Undoubtedly, drafting a will is a critical part of your estate plan and ultimately in ensuring that your assets will be passed down to your loved ones as you would have wished. Read more to find out why it is helpful to employ the services of a seasoned wills attorney in Monmouth County, NJ of Margaret M. Mahon, Esq., LLC for your will drafting.

What steps should I follow when drafting my will?

Below is a simplified step-by-step approach on how to draft your will in the state of New Jersey:

  1. Decide what property to include in your will.
  2. Decide who will inherit your property.
  3. Choose an executor to handle your estate.
  4. Choose a guardian for your children.
  5. Choose someone to manage your children’s property.
  6. Draft your will.
  7. Sign your will in front of witnesses.
  8. Store your will safely.
  9. Deposit your will with the state’s will registry, if desired.

Why do I need an attorney to help me with drafting my will?

If you specifically have many assets and many family members to distribute them to, it is especially necessary that you draft your will with the assistance of a knowledgeable Monmouth County estate planning attorney. That is, if you do it alone, you are more prone to legal pitfalls, as even the simplest of misphrases can alter the outcome of your estate plan.
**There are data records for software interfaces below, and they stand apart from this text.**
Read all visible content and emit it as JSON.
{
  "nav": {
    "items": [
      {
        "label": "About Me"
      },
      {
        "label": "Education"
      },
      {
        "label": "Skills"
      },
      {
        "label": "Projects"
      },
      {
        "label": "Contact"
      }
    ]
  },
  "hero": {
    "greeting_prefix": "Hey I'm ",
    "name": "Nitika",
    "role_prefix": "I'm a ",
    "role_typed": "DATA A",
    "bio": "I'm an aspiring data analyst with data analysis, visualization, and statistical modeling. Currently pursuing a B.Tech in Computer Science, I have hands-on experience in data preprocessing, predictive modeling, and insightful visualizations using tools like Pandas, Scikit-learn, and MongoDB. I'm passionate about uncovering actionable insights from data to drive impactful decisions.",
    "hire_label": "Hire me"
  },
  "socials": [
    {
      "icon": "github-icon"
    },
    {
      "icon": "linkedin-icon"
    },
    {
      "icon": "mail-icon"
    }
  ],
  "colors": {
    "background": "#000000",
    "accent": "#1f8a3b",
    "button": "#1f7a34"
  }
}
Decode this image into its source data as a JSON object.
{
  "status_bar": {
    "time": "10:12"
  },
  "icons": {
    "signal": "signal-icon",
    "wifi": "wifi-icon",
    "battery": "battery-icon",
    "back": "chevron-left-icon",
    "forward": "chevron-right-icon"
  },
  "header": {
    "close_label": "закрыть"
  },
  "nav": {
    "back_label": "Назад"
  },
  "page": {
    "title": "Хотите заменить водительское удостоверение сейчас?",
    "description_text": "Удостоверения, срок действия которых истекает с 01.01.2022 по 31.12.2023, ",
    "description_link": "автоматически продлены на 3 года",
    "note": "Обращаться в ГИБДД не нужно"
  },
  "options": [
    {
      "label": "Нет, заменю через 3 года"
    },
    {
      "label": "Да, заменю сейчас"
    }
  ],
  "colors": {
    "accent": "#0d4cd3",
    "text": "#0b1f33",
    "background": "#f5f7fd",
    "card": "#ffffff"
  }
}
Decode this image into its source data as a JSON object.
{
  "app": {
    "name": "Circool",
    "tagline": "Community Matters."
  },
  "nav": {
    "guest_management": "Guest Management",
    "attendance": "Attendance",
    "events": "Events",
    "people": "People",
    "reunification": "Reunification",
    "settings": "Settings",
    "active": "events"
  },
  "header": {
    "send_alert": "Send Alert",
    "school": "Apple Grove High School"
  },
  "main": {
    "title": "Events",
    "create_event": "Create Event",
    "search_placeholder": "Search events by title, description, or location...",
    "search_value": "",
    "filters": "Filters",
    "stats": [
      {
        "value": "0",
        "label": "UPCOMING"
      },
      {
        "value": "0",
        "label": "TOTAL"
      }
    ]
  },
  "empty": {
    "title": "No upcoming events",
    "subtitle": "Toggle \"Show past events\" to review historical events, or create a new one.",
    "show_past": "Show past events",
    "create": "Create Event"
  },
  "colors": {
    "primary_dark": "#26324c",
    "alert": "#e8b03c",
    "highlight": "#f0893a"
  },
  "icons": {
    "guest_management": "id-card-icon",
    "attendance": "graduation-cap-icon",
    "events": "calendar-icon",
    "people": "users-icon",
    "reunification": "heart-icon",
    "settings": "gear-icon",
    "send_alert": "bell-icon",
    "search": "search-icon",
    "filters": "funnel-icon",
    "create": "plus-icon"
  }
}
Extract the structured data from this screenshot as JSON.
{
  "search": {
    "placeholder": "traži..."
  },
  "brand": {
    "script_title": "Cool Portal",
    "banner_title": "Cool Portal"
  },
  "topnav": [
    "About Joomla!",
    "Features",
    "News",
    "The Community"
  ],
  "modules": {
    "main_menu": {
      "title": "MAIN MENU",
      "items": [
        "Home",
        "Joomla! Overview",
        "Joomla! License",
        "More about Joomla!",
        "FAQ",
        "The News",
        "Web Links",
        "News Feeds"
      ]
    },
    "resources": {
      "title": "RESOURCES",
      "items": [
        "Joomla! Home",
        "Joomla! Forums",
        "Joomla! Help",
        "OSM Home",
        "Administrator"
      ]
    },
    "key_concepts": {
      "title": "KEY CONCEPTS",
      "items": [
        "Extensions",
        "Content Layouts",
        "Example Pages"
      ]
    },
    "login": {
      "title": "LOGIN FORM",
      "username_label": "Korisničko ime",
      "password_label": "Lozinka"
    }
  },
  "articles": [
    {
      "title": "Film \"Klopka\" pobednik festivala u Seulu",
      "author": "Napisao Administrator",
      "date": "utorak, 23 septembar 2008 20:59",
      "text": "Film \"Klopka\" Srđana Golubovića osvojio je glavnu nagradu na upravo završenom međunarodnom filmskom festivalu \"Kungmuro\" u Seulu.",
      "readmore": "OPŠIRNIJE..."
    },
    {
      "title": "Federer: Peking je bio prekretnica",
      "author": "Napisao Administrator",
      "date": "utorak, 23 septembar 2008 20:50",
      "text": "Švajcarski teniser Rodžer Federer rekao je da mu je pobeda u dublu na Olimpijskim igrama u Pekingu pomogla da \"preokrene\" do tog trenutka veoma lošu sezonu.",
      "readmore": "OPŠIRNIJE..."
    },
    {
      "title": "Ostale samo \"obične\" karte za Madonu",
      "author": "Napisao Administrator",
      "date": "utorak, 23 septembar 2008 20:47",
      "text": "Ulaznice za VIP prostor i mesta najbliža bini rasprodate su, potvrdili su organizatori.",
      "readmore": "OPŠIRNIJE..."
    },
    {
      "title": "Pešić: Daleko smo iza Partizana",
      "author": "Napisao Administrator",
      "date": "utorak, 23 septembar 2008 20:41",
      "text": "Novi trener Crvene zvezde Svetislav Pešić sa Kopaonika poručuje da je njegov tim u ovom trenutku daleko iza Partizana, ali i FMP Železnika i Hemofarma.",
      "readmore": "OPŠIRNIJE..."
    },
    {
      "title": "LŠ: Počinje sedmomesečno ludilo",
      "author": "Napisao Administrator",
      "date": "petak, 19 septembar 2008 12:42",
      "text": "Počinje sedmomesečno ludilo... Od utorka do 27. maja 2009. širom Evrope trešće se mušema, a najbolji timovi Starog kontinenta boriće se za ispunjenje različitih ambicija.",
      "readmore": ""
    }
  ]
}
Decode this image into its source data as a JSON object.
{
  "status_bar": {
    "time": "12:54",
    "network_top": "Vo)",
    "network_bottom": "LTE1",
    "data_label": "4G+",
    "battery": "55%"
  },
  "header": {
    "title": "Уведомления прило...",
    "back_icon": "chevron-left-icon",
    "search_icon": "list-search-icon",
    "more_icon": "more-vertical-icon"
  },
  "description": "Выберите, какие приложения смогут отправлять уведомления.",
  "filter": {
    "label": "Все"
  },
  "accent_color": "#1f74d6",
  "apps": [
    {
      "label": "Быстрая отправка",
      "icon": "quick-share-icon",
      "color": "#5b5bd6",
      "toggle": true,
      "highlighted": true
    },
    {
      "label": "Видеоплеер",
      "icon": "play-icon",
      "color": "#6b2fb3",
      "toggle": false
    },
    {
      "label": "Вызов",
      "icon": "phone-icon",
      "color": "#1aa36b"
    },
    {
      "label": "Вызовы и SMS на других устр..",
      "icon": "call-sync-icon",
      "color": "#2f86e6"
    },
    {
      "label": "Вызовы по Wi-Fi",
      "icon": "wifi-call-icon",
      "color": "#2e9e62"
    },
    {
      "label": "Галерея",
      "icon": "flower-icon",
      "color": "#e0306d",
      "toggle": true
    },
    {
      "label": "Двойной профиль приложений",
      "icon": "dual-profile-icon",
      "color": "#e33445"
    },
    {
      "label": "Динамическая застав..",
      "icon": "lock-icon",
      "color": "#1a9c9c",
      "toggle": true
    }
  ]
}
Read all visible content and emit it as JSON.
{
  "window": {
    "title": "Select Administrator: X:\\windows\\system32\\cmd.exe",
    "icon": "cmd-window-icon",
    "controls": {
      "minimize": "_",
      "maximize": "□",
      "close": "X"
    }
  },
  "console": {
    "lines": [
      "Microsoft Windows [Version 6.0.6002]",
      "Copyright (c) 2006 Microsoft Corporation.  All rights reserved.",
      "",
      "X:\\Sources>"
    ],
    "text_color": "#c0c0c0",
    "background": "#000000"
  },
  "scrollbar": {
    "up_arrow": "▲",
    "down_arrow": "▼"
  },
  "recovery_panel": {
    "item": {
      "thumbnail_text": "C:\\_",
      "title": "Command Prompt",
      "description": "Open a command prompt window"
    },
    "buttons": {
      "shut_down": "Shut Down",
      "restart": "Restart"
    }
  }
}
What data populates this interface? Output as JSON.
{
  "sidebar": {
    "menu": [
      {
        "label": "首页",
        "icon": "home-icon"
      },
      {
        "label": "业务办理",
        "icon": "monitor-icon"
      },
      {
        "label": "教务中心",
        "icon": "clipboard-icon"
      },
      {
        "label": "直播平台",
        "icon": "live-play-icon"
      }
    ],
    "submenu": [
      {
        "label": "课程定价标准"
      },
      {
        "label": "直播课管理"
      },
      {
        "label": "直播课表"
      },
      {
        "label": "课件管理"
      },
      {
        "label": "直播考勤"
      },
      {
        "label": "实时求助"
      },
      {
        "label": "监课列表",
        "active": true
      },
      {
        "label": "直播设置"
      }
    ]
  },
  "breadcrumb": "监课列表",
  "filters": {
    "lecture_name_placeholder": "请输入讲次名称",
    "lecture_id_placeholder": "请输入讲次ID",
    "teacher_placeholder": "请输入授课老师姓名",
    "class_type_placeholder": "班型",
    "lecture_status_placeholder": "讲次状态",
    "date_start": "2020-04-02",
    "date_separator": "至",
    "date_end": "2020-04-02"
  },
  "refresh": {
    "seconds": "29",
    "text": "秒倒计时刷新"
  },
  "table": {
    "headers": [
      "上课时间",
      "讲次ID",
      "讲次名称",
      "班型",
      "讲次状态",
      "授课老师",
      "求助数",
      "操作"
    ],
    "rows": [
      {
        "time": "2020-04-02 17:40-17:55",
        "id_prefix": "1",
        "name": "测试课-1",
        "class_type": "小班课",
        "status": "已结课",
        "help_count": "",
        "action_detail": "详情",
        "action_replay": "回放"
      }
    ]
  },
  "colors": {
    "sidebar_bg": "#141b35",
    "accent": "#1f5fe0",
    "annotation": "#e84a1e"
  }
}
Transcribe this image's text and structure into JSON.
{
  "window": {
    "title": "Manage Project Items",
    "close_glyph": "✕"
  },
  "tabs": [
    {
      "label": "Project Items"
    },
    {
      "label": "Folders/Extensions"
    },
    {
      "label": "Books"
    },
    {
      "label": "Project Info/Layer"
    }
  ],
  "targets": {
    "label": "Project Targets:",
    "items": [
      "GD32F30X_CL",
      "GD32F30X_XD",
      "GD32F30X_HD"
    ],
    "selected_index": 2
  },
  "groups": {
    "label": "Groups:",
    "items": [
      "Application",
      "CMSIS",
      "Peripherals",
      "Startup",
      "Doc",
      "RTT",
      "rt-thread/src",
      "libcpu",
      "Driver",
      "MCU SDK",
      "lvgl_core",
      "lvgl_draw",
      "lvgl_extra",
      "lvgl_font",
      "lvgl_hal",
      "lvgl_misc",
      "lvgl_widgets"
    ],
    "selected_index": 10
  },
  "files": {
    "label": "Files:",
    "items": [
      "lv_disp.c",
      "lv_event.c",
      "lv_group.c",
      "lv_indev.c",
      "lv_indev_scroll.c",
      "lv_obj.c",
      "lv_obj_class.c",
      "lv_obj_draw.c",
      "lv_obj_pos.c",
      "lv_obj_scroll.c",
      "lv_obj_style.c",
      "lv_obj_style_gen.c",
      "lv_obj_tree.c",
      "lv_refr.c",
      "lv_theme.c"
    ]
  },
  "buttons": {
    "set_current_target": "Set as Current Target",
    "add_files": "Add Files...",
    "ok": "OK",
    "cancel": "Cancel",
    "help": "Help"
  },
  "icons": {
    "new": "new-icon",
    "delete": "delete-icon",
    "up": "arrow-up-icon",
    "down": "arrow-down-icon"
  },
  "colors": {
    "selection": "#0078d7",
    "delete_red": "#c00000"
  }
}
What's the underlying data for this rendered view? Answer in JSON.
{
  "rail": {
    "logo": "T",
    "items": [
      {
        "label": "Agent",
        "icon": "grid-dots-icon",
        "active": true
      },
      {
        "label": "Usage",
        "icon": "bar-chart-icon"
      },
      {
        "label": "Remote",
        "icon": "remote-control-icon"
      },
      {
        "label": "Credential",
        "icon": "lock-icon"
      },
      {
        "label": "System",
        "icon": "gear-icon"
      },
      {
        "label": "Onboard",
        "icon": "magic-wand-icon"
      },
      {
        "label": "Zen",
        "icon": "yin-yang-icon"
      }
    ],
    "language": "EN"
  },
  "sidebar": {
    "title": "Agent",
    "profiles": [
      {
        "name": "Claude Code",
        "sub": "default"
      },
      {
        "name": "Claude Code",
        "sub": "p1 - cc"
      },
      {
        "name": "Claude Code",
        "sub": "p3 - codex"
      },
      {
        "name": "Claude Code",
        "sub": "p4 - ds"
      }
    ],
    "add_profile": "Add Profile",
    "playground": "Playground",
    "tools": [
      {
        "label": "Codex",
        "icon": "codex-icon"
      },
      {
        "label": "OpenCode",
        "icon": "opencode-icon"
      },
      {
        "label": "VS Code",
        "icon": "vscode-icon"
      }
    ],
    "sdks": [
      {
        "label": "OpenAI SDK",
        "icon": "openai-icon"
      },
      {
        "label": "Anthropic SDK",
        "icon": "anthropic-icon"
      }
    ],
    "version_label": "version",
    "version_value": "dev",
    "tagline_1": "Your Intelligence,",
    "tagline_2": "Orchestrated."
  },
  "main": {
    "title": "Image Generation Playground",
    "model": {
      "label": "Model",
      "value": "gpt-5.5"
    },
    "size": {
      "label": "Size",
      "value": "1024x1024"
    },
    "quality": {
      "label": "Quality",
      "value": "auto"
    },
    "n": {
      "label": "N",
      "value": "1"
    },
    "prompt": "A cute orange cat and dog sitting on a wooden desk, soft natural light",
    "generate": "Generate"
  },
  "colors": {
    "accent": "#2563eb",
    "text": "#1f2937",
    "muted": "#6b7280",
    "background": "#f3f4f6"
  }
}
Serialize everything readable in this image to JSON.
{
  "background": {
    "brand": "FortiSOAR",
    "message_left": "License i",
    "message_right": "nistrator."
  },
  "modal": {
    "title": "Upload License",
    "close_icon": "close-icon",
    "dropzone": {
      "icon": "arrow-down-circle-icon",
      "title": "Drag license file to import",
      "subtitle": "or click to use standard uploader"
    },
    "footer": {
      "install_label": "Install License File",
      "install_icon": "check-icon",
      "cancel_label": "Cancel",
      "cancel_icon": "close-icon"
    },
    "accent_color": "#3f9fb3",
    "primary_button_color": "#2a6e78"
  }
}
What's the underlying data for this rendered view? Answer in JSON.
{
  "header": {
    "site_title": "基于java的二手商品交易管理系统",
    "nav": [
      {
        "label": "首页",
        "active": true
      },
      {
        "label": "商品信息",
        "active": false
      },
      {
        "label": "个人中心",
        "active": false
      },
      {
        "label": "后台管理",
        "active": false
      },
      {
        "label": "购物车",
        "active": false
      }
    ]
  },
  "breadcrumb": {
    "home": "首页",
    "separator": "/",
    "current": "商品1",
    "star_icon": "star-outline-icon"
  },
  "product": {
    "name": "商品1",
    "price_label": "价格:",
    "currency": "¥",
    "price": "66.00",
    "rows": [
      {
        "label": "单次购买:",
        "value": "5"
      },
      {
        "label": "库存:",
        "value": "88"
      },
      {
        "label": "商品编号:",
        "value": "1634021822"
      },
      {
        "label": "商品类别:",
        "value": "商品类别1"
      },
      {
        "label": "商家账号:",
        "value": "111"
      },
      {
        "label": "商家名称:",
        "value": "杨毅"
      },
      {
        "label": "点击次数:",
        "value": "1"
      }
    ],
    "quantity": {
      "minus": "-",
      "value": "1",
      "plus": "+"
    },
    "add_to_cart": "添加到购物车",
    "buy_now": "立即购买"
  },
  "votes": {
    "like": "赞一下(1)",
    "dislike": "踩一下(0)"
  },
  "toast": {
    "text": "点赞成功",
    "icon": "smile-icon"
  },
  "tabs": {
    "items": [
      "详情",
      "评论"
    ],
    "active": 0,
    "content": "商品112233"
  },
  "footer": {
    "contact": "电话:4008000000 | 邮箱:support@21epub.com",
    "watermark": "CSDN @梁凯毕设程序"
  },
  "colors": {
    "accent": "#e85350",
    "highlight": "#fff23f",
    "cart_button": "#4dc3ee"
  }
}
This will cause the family you depart from to be left with the burden of correcting these mistakes.

How else can an attorney help you with drafting your will?

Unique to the state of New Jersey, the estate planning law cites that taxes are applicable to estates valued at more than $675,000. This is all the more reason to draft your will with one of our attorneys, as we can assist you with addressing inheritance tax issues arising from gifts made to an individual who is not a family member. Additionally, it is in your best interest to allow us to draft an advanced healthcare directive and power of attorney to ensure that your medical and financial affairs are handled the way in which you desire should you become incapacitated.

Once your will is drafted, there may be circumstances that prompt its modification to retain its validity. Common instances in which modifications are necessary are as follows:

  • If a new child in your family is born.
  • If you get a divorce.
  • If a child is adopted into your family.
  • If your spouse passes away
  • If you get remarried.
  • If your financial situation changes.

If you have any further questions regarding the drafting of your will, do not hesitate in contacting our firm today.

Contact Our Red Bank, New Jersey Firm

The planning and administration of an estate require experienced legal guidance. If you need an effective attorney to assist you with matters of wills, trusts, and estates, or the taxes associated with them, contact Margaret M. Mahon, Esq. LLC today to schedule a consultation.